Solidarity is the foundation of the labor movement. That’s why I was honored to join our allies, the Transport Workers Union (TWU), for their 26th Constitutional Convention in Las Vegas, NV, this year. The ATU and the TWU have been partners throughout the pandemic to ensure our members are protected on the job, including winning federal COVID relief funding to keep our members employed and transit systems running.  

As I spoke to their delegates, I was reminded of the hundreds of members from our two unions who lost their lives due to the pandemic and the fact that transit agencies still have the nerve to deny essential workers hazard pay for their sacrifices. They still have the nerve not to install driver safety shields even though drivers continue to be assaulted on the job. It’s shameful. As I ended my speech, I had a couple of choice words for transit agencies that refuse to protect their workers. F@€% YOU! 

We will continue to stand up to transit agencies in solidarity with the TWU and build deeper alliances with our fellow trade unions, including the thousands of workers who are on strike or threatening to strike across North America. 

 

Canadian Indigenous Communities  

The ATU not only stands with workers. We stand with all marginalized communities. That’s why the ATU continues to speak out about the atrocities that took place against children for over a century at residential schools in Canada. This year on Canada Day and the National Day for Truth and Reconciliation, we joined Indigenous communities to call for a day of reflection instead of celebration after hundreds more children’s remains were found in unmarked graves at a residential school in Saskatchewan. I’m proud that the ATU has chosen to stand with Indigenous communities in their fight for justice. 

 

The ATU continues to lead the way through organizing 

With everything going on, it’s easy to lose focus or get overwhelmed by the amount of injustice there is in the world but know that your Union will always be here fighting for what’s right. I’m proud of the Locals that put in the hard work to expand the ATU’s impact, whether it’s welcoming new members, securing good contracts, or winning electoral campaigns. Organizing continues to be at the heart of what we do in the face of extreme challenges.

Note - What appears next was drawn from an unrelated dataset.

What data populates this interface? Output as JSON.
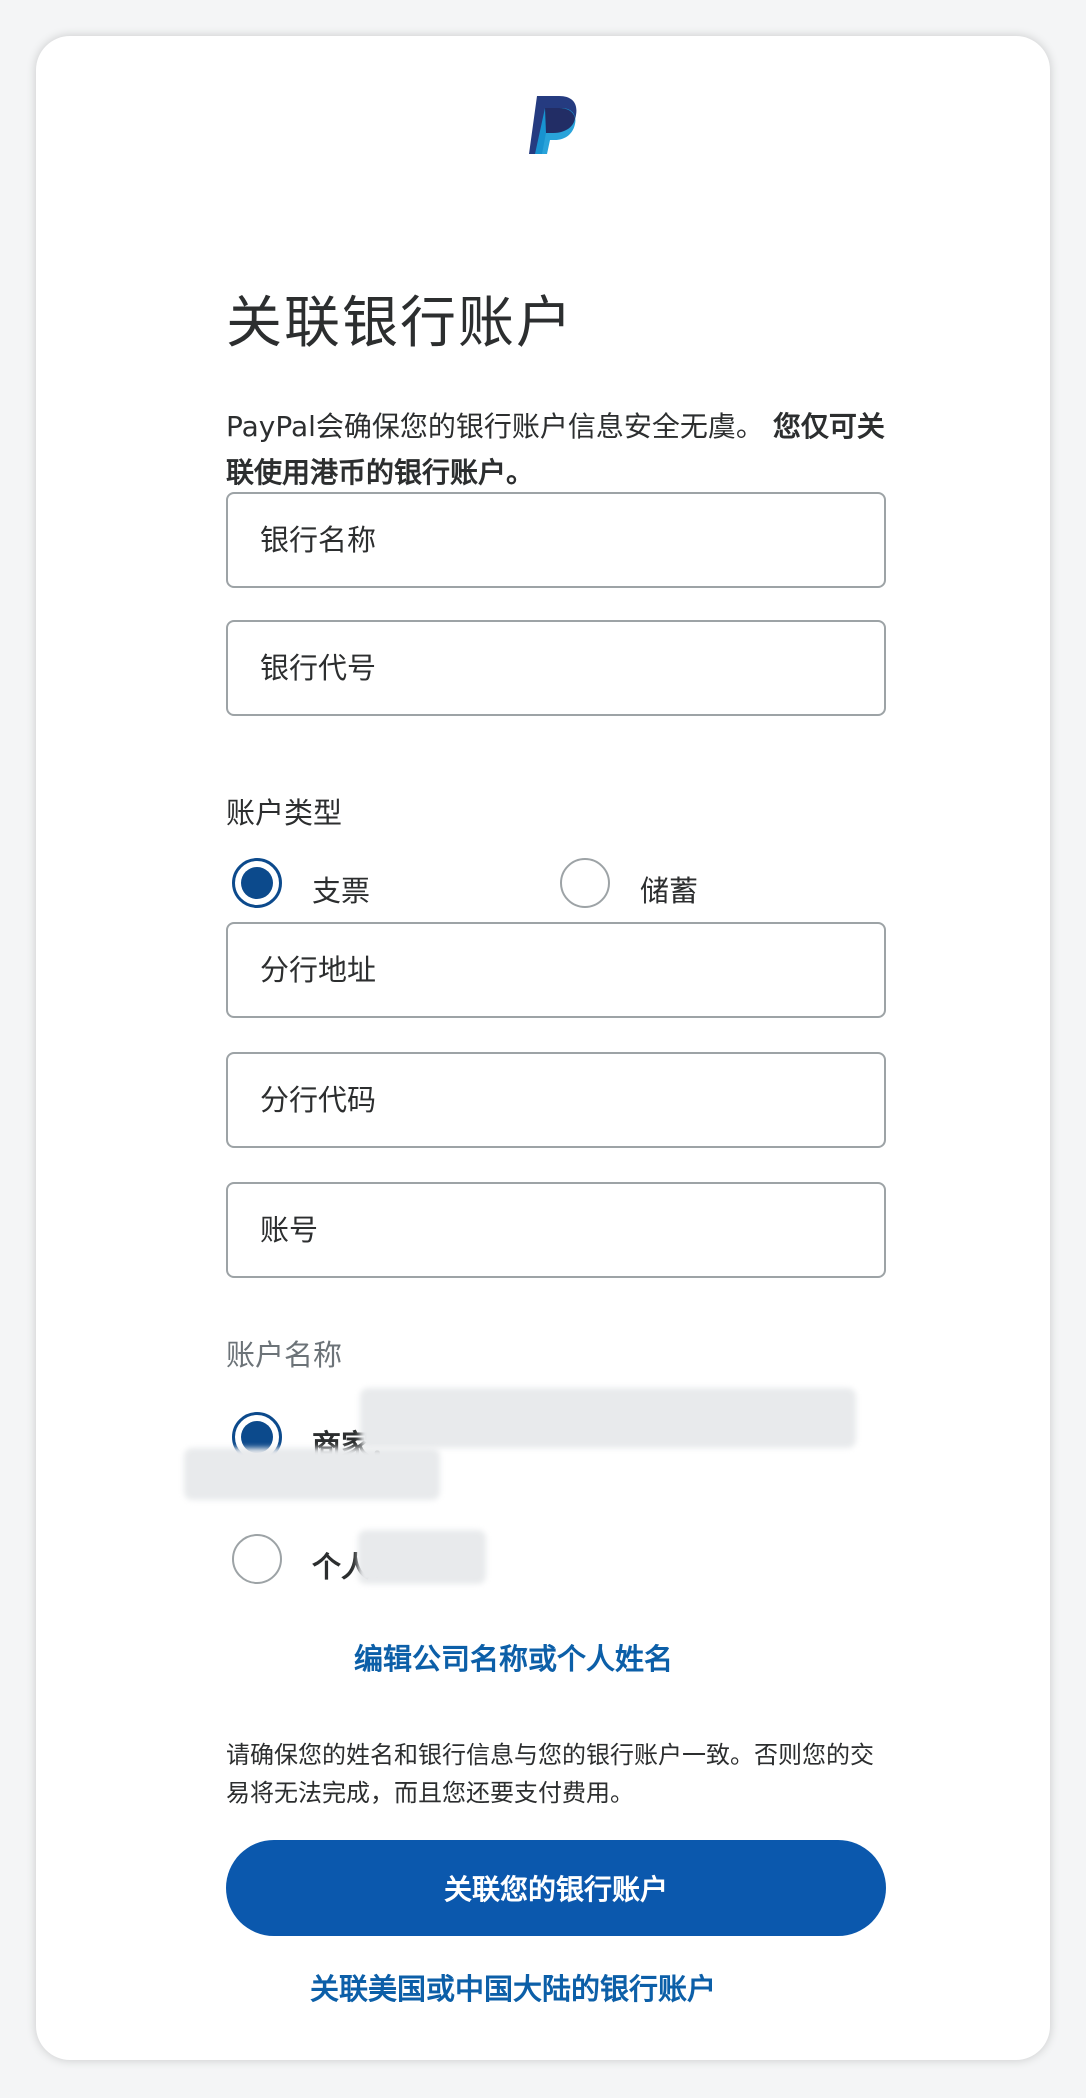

In Canada, we had significant victories in municipal elections in Alberta after ATU members put in extraordinary work to change the political landscape in the province by electing candidates who share our values. Our members had been organizing long before the endorsements were made, building solidarity and participation, which was critical to these victories, including the election of one of our own, Amarjeet Sohi, former Local 569 bus operator now Mayor-elect of Edmonton.  

In California, Local 1756-Arcadia, CA, launched a successful ‘Times Up Transdev’ campaign that took the Local from being trusteed to ratifying a contract that makes our members the highest-paid bus operators in their region. They did this by committing to organizing, giving workers a voice at the bargaining table, and continuous and strategic mobilizing to get members involved. 

These campaigns give us all hope and remind us of our strength when we come together to fight as one. Together we can elect representatives that not only understand us but are us. Together we can organize our workplaces to secure better contracts for workers and their families. And together, we can ensure that transit workers aren’t just called heroes by politicians and transit agencies but get treated like the heroes they truly are. It’s my honor to continue this fight alongside you.